Write out each line of the entries below that holds the word "image".
##### Data records #####
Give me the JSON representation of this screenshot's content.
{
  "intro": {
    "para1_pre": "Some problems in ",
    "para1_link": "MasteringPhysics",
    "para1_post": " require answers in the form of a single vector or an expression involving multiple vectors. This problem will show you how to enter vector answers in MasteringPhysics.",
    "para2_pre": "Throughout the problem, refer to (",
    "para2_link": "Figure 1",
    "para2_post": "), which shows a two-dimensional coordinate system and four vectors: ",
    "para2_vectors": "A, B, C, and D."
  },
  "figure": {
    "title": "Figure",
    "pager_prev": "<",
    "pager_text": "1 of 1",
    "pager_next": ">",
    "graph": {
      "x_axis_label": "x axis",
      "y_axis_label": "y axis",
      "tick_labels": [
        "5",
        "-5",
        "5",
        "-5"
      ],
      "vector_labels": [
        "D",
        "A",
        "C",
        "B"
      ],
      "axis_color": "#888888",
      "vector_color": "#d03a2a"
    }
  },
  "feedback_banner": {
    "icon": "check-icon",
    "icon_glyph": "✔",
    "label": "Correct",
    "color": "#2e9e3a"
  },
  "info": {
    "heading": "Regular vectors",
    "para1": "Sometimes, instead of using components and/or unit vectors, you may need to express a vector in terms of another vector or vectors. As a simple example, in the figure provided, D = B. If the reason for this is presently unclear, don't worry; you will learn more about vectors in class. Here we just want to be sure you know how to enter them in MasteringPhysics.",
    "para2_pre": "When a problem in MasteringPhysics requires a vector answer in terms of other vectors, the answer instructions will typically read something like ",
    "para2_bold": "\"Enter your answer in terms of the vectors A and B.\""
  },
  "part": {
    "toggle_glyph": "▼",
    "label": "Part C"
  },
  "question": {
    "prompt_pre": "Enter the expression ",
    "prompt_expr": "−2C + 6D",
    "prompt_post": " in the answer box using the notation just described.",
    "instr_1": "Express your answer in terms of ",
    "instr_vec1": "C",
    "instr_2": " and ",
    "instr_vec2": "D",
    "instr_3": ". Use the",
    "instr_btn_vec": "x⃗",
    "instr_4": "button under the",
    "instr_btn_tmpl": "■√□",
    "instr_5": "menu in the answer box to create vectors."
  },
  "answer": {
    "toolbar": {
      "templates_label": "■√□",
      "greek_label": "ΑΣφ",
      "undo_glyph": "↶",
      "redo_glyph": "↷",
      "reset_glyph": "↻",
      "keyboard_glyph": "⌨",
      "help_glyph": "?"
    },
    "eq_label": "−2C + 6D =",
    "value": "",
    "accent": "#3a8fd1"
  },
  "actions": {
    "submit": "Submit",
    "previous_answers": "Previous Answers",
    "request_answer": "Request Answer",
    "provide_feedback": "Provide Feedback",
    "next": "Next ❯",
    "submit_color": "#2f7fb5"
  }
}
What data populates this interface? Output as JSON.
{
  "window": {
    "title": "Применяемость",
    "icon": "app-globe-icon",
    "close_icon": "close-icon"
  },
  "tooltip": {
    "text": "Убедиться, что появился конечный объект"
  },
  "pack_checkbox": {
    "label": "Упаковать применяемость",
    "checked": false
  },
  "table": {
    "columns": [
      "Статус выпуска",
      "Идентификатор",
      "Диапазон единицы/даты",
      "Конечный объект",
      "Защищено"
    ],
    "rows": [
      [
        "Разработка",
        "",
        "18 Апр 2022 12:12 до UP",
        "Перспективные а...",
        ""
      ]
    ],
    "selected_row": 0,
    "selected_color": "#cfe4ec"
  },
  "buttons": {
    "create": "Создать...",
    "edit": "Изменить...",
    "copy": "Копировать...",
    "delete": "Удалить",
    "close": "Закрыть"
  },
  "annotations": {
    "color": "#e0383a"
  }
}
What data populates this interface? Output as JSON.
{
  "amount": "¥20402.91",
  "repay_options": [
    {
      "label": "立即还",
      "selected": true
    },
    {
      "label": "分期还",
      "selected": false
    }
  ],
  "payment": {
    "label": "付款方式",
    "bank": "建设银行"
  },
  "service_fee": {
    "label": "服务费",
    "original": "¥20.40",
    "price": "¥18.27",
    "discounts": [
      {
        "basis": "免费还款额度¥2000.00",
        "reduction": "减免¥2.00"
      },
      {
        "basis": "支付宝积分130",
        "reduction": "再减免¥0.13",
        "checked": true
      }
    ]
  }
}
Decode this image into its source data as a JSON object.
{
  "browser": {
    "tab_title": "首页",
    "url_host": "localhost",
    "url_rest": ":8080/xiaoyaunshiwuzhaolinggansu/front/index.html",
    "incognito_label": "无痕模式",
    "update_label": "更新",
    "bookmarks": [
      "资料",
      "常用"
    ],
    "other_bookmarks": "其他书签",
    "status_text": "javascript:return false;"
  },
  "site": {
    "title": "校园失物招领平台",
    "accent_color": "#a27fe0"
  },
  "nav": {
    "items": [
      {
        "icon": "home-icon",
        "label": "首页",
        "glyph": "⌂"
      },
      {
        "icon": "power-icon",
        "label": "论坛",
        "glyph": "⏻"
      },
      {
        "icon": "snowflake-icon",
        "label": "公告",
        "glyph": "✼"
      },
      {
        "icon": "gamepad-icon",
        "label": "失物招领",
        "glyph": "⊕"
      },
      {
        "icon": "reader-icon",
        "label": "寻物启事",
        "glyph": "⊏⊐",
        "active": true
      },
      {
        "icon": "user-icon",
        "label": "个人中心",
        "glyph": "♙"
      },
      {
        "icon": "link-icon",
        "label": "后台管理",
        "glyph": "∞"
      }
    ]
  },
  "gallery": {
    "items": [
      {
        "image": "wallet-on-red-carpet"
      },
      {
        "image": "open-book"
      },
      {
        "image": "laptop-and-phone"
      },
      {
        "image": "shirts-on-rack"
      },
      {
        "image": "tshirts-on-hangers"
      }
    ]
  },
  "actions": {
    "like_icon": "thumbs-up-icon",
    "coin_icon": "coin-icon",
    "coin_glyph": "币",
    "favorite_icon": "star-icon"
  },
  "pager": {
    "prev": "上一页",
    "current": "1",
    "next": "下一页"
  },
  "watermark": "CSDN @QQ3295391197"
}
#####
=== Exercise output ===
Decode this image into its source data as a JSON object.
        "image": "wallet-on-red-carpet"
        "image": "open-book"
        "image": "laptop-and-phone"
        "image": "shirts-on-rack"
        "image": "tshirts-on-hangers"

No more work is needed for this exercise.